The next morning we set off early to see if could relocate them. The pair was still on the track to the Mlowathi cocktail Spot, and finishing off the remains of a young male impala. They must have been made the kill earlier in the morning, as there wasn’t much left of it by the time we got there.
Once they’d finished feeding the females settled in the shade of a Gwarrie tree, where they spent the the morning resting while their meal digested. Later that evening they moved further south. We then continued to see them throughout the week, most notably around Piccadilly Triangle where they hunted impala on at least three occasions, although all without success.
Cape hunting dog
We enjoyed one very brief sighting of a Cape hunting dog on Tuesday, but when we went back to follow up in the afternoon it was nowhere to be found.
Manyelethi male lions
The four Manyelethi males were seen frequently during the week, and we suspect their strong presence is due to the young male lions hanging around the windmill last week. The Manyelethi males are most probably flexing their muscles to ensure that the newcomers don’t venture too far into their territory.
The Manyelethi males definitely got around this week, as we saw them all over the reserve. The first time we came across the brothers together was on Wednesday, when they were spotted on the eastern side of the Sand River, midway between Rattrays and Main Camp.
Tracks indicated that three of them had come from the south, while the other one had arrived from the west. Once they’d regrouped they began moving slowly north. An interesting development is that the four males were in relatively close proximity to the Kruger National Park lionesses and their cubs, who seem to be following a similar route to these dominant males.
Styx lion pride
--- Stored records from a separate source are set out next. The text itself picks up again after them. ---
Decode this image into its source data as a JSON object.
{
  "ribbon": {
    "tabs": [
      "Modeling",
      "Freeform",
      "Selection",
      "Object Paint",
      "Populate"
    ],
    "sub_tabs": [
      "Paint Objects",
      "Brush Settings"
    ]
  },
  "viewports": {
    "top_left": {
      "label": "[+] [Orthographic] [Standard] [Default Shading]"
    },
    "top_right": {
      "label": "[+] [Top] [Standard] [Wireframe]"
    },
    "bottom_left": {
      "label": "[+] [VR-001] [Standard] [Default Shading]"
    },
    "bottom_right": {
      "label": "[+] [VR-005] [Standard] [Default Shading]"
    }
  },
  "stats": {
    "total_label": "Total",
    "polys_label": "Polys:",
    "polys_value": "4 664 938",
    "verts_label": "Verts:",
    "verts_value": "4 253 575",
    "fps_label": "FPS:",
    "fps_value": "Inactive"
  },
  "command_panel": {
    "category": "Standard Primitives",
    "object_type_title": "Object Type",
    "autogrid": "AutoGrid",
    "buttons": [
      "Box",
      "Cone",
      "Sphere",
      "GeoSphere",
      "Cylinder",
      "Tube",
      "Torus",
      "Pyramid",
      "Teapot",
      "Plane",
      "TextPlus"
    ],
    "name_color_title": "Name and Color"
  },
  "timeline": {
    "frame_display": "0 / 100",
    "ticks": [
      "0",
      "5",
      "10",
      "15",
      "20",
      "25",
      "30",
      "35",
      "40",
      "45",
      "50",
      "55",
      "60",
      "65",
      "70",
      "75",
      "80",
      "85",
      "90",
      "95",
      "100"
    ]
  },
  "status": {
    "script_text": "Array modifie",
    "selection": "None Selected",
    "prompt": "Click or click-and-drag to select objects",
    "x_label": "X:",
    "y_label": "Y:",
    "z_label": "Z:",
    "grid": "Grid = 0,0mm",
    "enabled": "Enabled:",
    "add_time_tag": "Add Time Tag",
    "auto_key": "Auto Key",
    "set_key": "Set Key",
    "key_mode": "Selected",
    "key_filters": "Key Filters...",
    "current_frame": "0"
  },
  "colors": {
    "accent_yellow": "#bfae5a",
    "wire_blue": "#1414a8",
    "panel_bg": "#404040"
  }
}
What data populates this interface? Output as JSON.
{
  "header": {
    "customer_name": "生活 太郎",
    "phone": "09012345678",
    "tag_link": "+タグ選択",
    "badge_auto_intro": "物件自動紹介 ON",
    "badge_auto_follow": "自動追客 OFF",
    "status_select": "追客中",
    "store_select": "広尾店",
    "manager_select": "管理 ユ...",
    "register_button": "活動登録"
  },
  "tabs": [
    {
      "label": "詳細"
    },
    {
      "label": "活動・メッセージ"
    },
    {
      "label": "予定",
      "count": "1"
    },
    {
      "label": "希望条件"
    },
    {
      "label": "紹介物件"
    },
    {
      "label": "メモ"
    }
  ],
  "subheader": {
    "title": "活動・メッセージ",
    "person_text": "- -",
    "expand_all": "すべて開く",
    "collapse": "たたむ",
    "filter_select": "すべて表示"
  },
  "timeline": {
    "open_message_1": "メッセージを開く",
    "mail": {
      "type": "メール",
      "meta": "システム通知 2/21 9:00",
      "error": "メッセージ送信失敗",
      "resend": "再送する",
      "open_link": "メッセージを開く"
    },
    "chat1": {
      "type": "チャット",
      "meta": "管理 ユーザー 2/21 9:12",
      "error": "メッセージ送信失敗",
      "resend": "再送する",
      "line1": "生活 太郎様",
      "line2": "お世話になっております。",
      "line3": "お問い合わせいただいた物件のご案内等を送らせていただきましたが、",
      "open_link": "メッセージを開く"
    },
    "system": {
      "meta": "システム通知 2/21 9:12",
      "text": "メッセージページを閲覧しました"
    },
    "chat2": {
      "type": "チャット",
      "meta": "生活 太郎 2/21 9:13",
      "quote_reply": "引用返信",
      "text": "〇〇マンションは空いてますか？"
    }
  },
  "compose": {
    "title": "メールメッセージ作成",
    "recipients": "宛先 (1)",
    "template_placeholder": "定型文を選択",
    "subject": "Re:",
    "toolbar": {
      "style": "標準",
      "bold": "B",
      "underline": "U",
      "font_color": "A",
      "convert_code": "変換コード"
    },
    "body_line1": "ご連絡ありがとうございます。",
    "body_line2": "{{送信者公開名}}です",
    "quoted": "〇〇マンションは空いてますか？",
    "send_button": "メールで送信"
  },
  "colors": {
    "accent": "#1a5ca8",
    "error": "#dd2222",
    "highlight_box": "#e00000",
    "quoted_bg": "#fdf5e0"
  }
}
These lions were found close to camp on three separate occasions. On Sunday everyone was enjoying dinner, when a male and two females wandered around to the south and west of the camp.
On Friday three members of the Styx pride took an interest in a small herd of wildebeest that was taking refuge on the grass between Main Camp and the Sand River. The wildebeest, however, were more than equal to the threat posed by the lions, and moved off unperturbed. The dejected looking lions then headed into the Sand River, no doubt to commiserate their missed opportunity in private.
The most recent incident involving this pride occurred on the flood plain in front of Sable Camp on Saturday. During dinner one of the Styx lionesses chased a small herd of impala northwards. The impala managed to escape, and the lioness had just accepted defeat when a small figure popped into her line of sight. Moving in an easterly direction, the visibly confused impala lamb headed directly towards the lioness. Only once it was too late did the buck realise the hot water it had landed itself in. It quickly turned on its heels and ran. The lioness was so taken aback by the incident that she just moved off without giving chase.
Clearly it’s not just cats that have nine lives!
And that folks, brings to a close another fantastic week at MalaMala. You can view the rest of the week’s photos on Facebook or Flikr. Click here to download the PDF version of this week’s CyberDiary.
Until next time,
The MalaMala Ranger Team.
PLEASE NOTE: Animals on MalaMala are named after their territories. This means that a) only the predators have been given names and b) we only know the animals according to the names we have given them, as they are based on the territories within MalaMala’s boundaries.